Although changes in the bulk electrical conductivity in aquifers have been attributed to microbial activity, electrical conductivity has never been used to infer biogeochemical reaction rates quantitatively. To explore the use of electrical conductivity to measure reaction rates, we conducted iron oxide reduction experiments of increasing biological complexity. To quantify reaction rates, we proposed composite reactions that incorporated the stiochiometry of five different types of reactions: redox, acid-based, sorption, dissolution/precipitation, and biosynthesis. In batch and column experiments, such reaction stiochiometries inferred from a few chemical measurements allowed quantification of the Fe-oxide reduction rate based on changes in electrical conductivity. The relationship between electrical conductivity and fluid chemistry did not hold during the latter stages of the column experiment when electrical conductivity increased while fluid chemistry remained constant. Growth of an electrically conductive biofilm could explain this late stage electrical conductivity increase. This work demonstrates that measurements of electrical conductivity and flow rate, combined with a few direct chemical measurements, can be used to quantify biogeochemical reaction rates in controlled laboratory situations and may be able to detect the presence of biofilms.

Authors:
;
Publication Date:
Research Org.:
The Pennsylvania State University, University Park, PA
Sponsoring Org.:
USDOE Office of Science (SC), Biological and Environmental Research (BER) (SC-23)
OSTI Identifier:
1042448
Report Number(s):
DOE/FG/64520-F
DOE Contract Number:  
FG02-08ER64520
Resource Type:
Technical Report
Country of Publication:
United States
Language:
English
Subject:
54 ENVIRONMENTAL SCIENCES; Kinetics, Biotic, Abiotic, Geophysical, Quantifying

Citation Formats
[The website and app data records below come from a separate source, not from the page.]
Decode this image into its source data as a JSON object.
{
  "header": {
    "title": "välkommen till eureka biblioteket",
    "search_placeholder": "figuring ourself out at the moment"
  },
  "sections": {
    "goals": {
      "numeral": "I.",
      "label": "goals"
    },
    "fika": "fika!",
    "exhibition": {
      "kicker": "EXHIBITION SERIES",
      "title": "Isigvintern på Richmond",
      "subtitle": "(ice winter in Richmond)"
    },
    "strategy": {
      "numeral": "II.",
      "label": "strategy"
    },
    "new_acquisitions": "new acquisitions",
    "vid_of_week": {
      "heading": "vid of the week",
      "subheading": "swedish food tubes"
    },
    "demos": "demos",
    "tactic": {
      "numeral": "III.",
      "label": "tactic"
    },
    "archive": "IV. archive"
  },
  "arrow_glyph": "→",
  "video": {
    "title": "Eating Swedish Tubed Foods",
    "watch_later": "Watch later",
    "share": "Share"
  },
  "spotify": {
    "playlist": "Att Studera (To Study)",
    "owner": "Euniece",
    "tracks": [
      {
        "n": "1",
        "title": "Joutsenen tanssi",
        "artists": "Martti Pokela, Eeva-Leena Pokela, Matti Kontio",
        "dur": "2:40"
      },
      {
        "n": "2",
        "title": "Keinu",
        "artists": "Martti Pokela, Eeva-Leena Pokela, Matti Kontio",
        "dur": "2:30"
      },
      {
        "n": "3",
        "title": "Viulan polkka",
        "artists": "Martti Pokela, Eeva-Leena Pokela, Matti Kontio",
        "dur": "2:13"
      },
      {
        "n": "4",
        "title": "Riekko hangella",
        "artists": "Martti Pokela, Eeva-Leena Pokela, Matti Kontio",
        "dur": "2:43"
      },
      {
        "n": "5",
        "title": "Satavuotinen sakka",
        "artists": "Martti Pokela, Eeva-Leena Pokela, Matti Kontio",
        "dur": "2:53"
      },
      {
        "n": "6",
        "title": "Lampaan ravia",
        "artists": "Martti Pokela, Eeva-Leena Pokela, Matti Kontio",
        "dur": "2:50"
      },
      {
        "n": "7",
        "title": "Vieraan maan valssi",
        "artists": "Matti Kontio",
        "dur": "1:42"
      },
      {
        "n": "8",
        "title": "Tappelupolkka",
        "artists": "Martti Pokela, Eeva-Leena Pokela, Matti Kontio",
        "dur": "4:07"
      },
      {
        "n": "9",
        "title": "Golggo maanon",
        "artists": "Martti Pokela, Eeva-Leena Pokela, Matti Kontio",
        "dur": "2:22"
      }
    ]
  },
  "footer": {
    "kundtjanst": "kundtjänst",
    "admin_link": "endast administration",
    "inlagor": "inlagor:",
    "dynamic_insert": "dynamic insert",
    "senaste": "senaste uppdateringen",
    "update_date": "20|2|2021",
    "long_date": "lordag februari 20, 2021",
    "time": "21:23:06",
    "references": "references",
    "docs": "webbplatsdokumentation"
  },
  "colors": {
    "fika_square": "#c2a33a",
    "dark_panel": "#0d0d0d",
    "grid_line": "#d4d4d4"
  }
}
Singha, Kamini, and Brantley, Susan. Final Report for "Toward Quantifying Kinetics of Biotic and Abiotic Metal Reduction with Electrical Geophysical Methods" DE-FG02-08ER64520. United States: N. p., 2012. Web. doi:10.2172/1042448.
Singha, Kamini, & Brantley, Susan. Final Report for "Toward Quantifying Kinetics of Biotic and Abiotic Metal Reduction with Electrical Geophysical Methods" DE-FG02-08ER64520. United States. doi:10.2172/1042448.
Singha, Kamini, and Brantley, Susan. Thu . "Final Report for "Toward Quantifying Kinetics of Biotic and Abiotic Metal Reduction with Electrical Geophysical Methods" DE-FG02-08ER64520". United States. doi:10.2172/1042448. https://www.osti.gov/servlets/purl/1042448.
@article{osti_1042448,
title = {Final Report for "Toward Quantifying Kinetics of Biotic and Abiotic Metal Reduction with Electrical Geophysical Methods" DE-FG02-08ER64520},
author = {Singha, Kamini and Brantley, Susan},
abstractNote = {Although changes in the bulk electrical conductivity in aquifers have been attributed to microbial activity, electrical conductivity has never been used to infer biogeochemical reaction rates quantitatively. To explore the use of electrical conductivity to measure reaction rates, we conducted iron oxide reduction experiments of increasing biological complexity. To quantify reaction rates, we proposed composite reactions that incorporated the stiochiometry of five different types of reactions: redox, acid-based, sorption, dissolution/precipitation, and biosynthesis. In batch and column experiments, such reaction stiochiometries inferred from a few chemical measurements allowed quantification of the Fe-oxide reduction rate based on changes in electrical conductivity. The relationship between electrical conductivity and fluid chemistry did not hold during the latter stages of the column experiment when electrical conductivity increased while fluid chemistry remained constant. Growth of an electrically conductive biofilm could explain this late stage electrical conductivity increase. This work demonstrates that measurements of electrical conductivity and flow rate, combined with a few direct chemical measurements, can be used to quantify biogeochemical reaction rates in controlled laboratory situations and may be able to detect the presence of biofilms.},
doi = {10.2172/1042448},
journal = {},
number = ,
volume = ,
place = {United States},
year = {2012},
month = {6}
}